The sports entertainment company announced Wednesday that Patterson passed away at the age of 79.
A longtime employee of the WWE, Patterson was hailed as a pioneer for the LGBT community within the sport.
Even though his coming out was long-known within wrestling circles, Patterson chronicled his life in the industry in his 2016 autobiography "Accepted: How the First Gay Superstar Changed WWE."
Additionally, the Canada-born Patterson is forever known as WWE's first-ever Intercontinental Champion, a prestigious title outside of the company's world championship, and the creator of one of the company's most unique matches, the 30-person "Royal Rumble" match.
"In a career spanning six decades, the renaissance man left an indelible mark on the industry in the ring, on the microphone and behind the scenes," WWE stated, alluding to his one-time stint as TV color commentator and his latter day role as a match producer and consultant.
He wrestled from 1958 until 1984, but still remained a fixture of WWE's televised programming, regularly appearing alongside company chairman Vince McMahon.
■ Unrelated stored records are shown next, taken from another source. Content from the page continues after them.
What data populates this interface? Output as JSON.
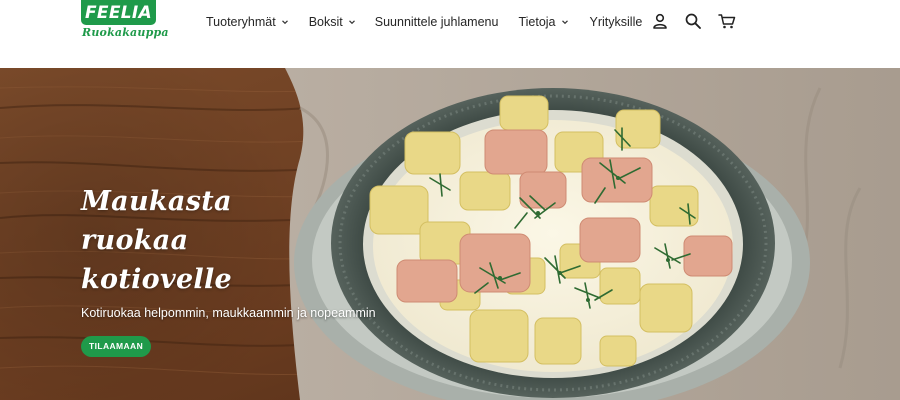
{
  "brand": {
    "name": "FEELIA",
    "tagline": "Ruokakauppa",
    "color": "#1f9a4a"
  },
  "nav": {
    "items": [
      {
        "label": "Tuoteryhmät",
        "dropdown": true
      },
      {
        "label": "Boksit",
        "dropdown": true
      },
      {
        "label": "Suunnittele juhlamenu",
        "dropdown": false
      },
      {
        "label": "Tietoja",
        "dropdown": true
      },
      {
        "label": "Yrityksille",
        "dropdown": false
      }
    ]
  },
  "header_icons": [
    "user-icon",
    "search-icon",
    "cart-icon"
  ],
  "hero": {
    "title_lines": [
      "Maukasta",
      "ruokaa",
      "kotiovelle"
    ],
    "subtitle": "Kotiruokaa helpommin, maukkaammin ja nopeammin",
    "cta_label": "TILAAMAAN",
    "cta_color": "#1f9a4a"
  }
}
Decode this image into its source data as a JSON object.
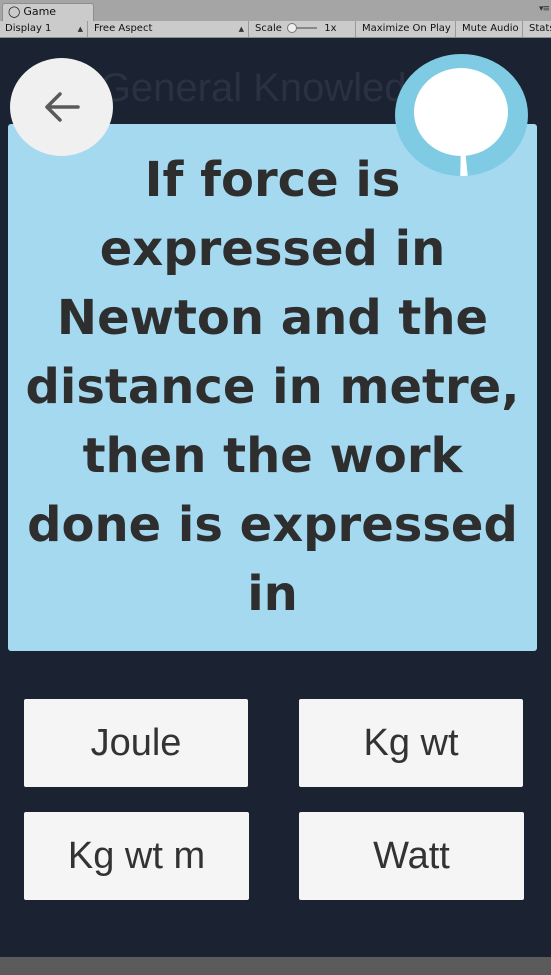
{
  "editor": {
    "tab_label": "Game",
    "display": "Display 1",
    "aspect": "Free Aspect",
    "scale_label": "Scale",
    "scale_value": "1x",
    "maximize": "Maximize On Play",
    "mute": "Mute Audio",
    "stats": "Stats"
  },
  "quiz": {
    "category_title": "General Knowledge",
    "question": "If force is expressed in Newton and the distance in metre, then the work done is expressed in",
    "answers": [
      "Joule",
      "Kg wt",
      "Kg wt m",
      "Watt"
    ],
    "timer_progress": 0.97
  },
  "colors": {
    "background": "#1b2332",
    "card": "#a5d9f0",
    "timer_ring": "#7ecbe3",
    "button": "#f5f5f5"
  }
}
"In his 25-plus years in WWE, Patterson was synonymous with making history," WWE said.